The larger the organization, the more difficult it is to involve all employees in the formulation of the corporate culture. This is why we usually begin by working with selected representatives from all units of the organization to compile an initial draft. We then utilize all the appropriate communications channels (including a feedback channel) to present the draft. The feedback from the organization is incorporated into what becomes the final version. Once it has been set, it must be anchored in the organization. We recommend a presentation of the defined values and principles at the next company event and collaboration with the employees in working groups to work out what impact the vision will have on their daily work.
Besides the definition of the important basics for action based on values and principles, i.e., the “how”, it is also necessary to describe the objective of joint action, i.e., the “what”. This kind of vision offers to employees a common goal that is viewed as worthwhile and gives meaning to their actions, which in turn fosters intrinsic motivation. This is true, however, only if the goal is not defined too concretely because otherwise the freedom of action and, with it, the creativity of individuals become too restricted.
The organization requires here persons with the ability to practice entrepreneurship in the company in lieu of the hierarchical controlling authorities of traditional enterprises. In an agile environment, this characteristic is cemented in the role of the product owner. A good product owner has an exciting vision for a product and generates enthusiasm in teams so that they devote their competence and creativity to the development of this solution. Transferred to the organization as a whole, it makes sense to establish a kind of scaled product owner role, e.g., in the form of a portfolio management. This position cultivates a cross-company vision that is broken down to specific products by product owners. Our approach for the build-up and establishment of such a portfolio management is founded on the approach of Continuous Exploration from the SAFe framework. This is fundamentally the continuous exploration of customer and market demands as well as the recognition and anticipation of trends. The application of the Design Thinking method has proved to be of value in our approach.
Agility changes, but also demands change

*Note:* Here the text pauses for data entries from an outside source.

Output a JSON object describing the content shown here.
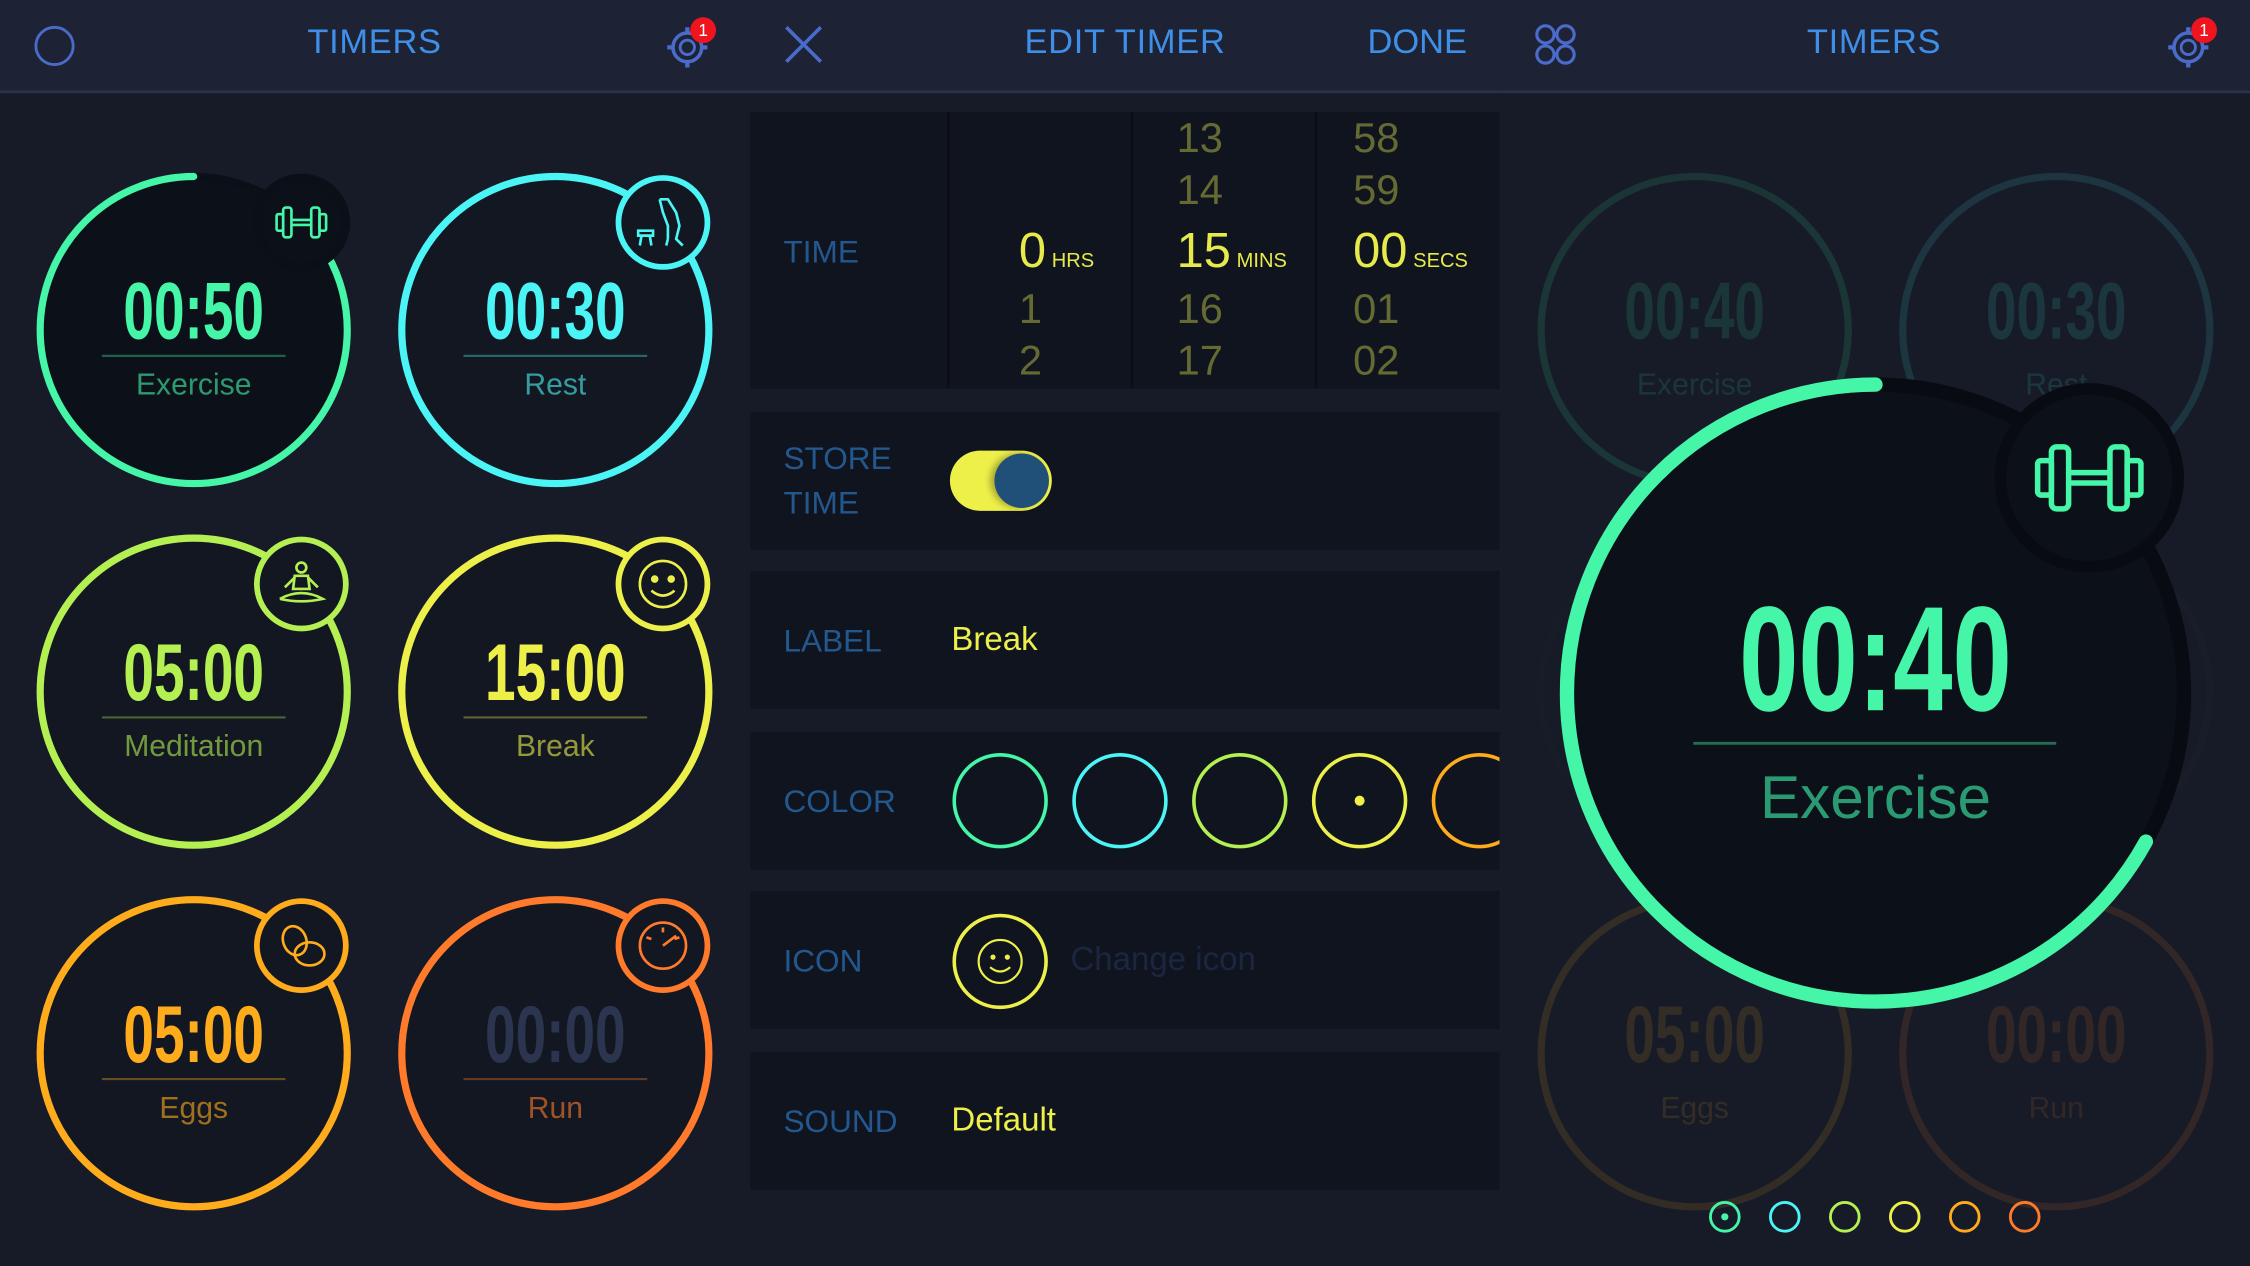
{
  "colors": {
    "green": "#45f5a8",
    "cyan": "#4cf5f5",
    "lime": "#b4f052",
    "yellow": "#eef04a",
    "orange": "#ffac1c",
    "red_orange": "#ff7a2a",
    "accent": "#3f8fe8",
    "label_blue": "#23588e"
  },
  "left_panel": {
    "title": "TIMERS",
    "left_icon": "circle-icon",
    "settings_icon": "gear-icon",
    "notification_count": "1",
    "timers": [
      {
        "time": "00:50",
        "label": "Exercise",
        "color": "#45f5a8",
        "icon": "dumbbell",
        "progress": 0.83,
        "selected": true
      },
      {
        "time": "00:30",
        "label": "Rest",
        "color": "#4cf5f5",
        "icon": "bench-tree",
        "progress": 1
      },
      {
        "time": "05:00",
        "label": "Meditation",
        "color": "#b4f052",
        "icon": "meditation",
        "progress": 1
      },
      {
        "time": "15:00",
        "label": "Break",
        "color": "#eef04a",
        "icon": "smiley",
        "progress": 1
      },
      {
        "time": "05:00",
        "label": "Eggs",
        "color": "#ffac1c",
        "icon": "eggs",
        "progress": 1
      },
      {
        "time": "00:00",
        "label": "Run",
        "color": "#ff7a2a",
        "icon": "speedometer",
        "progress": 1,
        "time_dimmed": true
      }
    ]
  },
  "edit_panel": {
    "close_icon": "close-icon",
    "title": "EDIT TIMER",
    "done_label": "DONE",
    "time": {
      "label": "TIME",
      "hours": {
        "above": [],
        "selected": "0",
        "unit": "HRS",
        "below": [
          "1",
          "2"
        ]
      },
      "minutes": {
        "above": [
          "13",
          "14"
        ],
        "selected": "15",
        "unit": "MINS",
        "below": [
          "16",
          "17"
        ]
      },
      "seconds": {
        "above": [
          "58",
          "59"
        ],
        "selected": "00",
        "unit": "SECS",
        "below": [
          "01",
          "02"
        ]
      }
    },
    "store_time": {
      "label_line1": "STORE",
      "label_line2": "TIME",
      "on": true
    },
    "label": {
      "label": "LABEL",
      "value": "Break"
    },
    "color": {
      "label": "COLOR",
      "options": [
        "#45f5a8",
        "#4cf5f5",
        "#b4f052",
        "#eef04a",
        "#ffac1c"
      ],
      "selected_index": 3
    },
    "icon": {
      "label": "ICON",
      "current": "smiley",
      "change_label": "Change icon"
    },
    "sound": {
      "label": "SOUND",
      "value": "Default"
    }
  },
  "right_panel": {
    "grid_icon": "grid-icon",
    "title": "TIMERS",
    "settings_icon": "gear-icon",
    "notification_count": "1",
    "active_timer": {
      "time": "00:40",
      "label": "Exercise",
      "color": "#45f5a8",
      "icon": "dumbbell",
      "progress": 0.67
    },
    "background_timers": [
      {
        "time": "00:40",
        "label": "Exercise",
        "color": "#45f5a8"
      },
      {
        "time": "00:30",
        "label": "Rest",
        "color": "#4cf5f5"
      },
      {
        "time": "05:00",
        "label": "Eggs",
        "color": "#ffac1c"
      },
      {
        "time": "00:00",
        "label": "Run",
        "color": "#ff7a2a"
      }
    ],
    "page_dots": [
      "#45f5a8",
      "#4cf5f5",
      "#b4f052",
      "#eef04a",
      "#ffac1c",
      "#ff7a2a"
    ],
    "active_page": 0
  }
}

The renewal of a company with Company ReBuilding and the road to an agile organization begins with the triggering of a culture transformation. Without it, there will not be any lasting success, and the application of agile methods will be in vain. Changing the culture requires willpower and great discipline because of the entrenched habits of many years’ standing. Anyone who tackles the task with the attitude of wanting to turn everything around from one day to the next by handing down orders will as a rule fail miserably and also ruin any chances for transformation. “People always want everything to be different while at the same time wanting everything to stay the same,” said the Brazilian writer Paul Coelho. A good approach will be sure to carry people along during such a transformation and turn them into involved parties and not passive subjects. The realization of an exciting corporate culture that offers meaning to work can make possible the successful and long-lasting change to an agile organization that is necessary.